Mortgage brokers have been increasingly popular as the difficulty to receive bank loans and mortgages has intensified. Clients are seeking these professionals out to make sure that they are getting fair rates and that the loan is going to settlement without obstacles that they can't control. Below are some common answers to some important questions when working with a mortgage broker. The most important of which is who pays for the service?

Who pays for the mortgage broker?

Mortgage lenders will offer a list of credit providers available to their client. He or she explains the rates, the maturity date, and all other details. The service is, for the most part, entirely free. The group that pays for the mortgage broker is the credit provider who is touting their rates.

Is this a conflict of interest?

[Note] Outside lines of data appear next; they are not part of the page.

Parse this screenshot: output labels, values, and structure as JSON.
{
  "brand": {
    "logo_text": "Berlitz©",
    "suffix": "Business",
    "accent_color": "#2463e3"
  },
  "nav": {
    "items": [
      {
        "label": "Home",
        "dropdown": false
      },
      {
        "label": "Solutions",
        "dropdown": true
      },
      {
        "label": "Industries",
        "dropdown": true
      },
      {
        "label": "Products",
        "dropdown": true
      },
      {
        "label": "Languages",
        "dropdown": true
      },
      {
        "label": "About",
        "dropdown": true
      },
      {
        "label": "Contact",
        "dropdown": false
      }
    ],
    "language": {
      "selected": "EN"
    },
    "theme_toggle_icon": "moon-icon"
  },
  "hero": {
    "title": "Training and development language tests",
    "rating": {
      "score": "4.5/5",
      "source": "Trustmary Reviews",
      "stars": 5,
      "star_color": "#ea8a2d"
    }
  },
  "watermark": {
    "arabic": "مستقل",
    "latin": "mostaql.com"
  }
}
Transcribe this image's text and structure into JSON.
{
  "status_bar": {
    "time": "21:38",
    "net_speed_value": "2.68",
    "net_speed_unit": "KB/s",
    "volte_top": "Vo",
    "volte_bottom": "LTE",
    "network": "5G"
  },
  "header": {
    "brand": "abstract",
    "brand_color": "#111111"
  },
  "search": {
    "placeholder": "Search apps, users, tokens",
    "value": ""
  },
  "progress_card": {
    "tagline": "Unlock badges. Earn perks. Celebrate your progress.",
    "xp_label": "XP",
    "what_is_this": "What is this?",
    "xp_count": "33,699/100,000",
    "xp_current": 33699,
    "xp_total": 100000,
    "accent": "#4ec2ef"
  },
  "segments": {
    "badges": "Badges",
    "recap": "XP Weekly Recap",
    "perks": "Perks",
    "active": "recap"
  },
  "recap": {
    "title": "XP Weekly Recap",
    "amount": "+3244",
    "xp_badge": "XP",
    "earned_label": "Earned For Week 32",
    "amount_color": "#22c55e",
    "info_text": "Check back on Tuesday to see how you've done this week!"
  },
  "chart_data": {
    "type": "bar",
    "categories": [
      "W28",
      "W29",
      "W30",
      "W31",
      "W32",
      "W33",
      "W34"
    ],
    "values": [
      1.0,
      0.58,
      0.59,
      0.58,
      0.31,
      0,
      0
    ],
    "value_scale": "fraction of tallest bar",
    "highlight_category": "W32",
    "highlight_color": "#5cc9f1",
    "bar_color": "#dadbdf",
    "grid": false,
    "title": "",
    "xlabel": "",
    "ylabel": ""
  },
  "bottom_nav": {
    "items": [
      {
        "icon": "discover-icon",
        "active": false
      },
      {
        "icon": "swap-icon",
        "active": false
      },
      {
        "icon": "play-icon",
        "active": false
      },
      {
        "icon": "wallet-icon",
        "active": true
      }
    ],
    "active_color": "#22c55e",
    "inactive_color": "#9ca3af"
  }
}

No. The broker pitches a variety of rates that the credit provider details. The client can decide whether they except those rates or they do not. It is no different from other sales-related scenarios where a person gets a percent of the sale as a commission.

What influences the broker to pitch certain credit providers?

With that said, it is not a perfect system. There are different commission rates for different providers. A mortgage broker may be inclined to promote a specific creditor that pays more handsomely. The client may want to find out what these rates are. They can then compare and contrast offers based on how much the commission is. For example, one commission may be extremely high. The creditor's offer may be marginally good. Clients can use that information to remove the natural bias that can occur.

Do mortgage brokers need to be licensed?

Yes, they have to be licensed in Australia. SMBIA helps in this regard. All professionals need to be licensed, but that pertains strictly to this niche of real estate finance. Licensing is not required for all real estate services.

The SMBIA is a great resource for information. Find a broker that has an esteemed record in the field. The mortgage lender does get paid, but not by the client. For that feature, there is an element of bias that may be involved.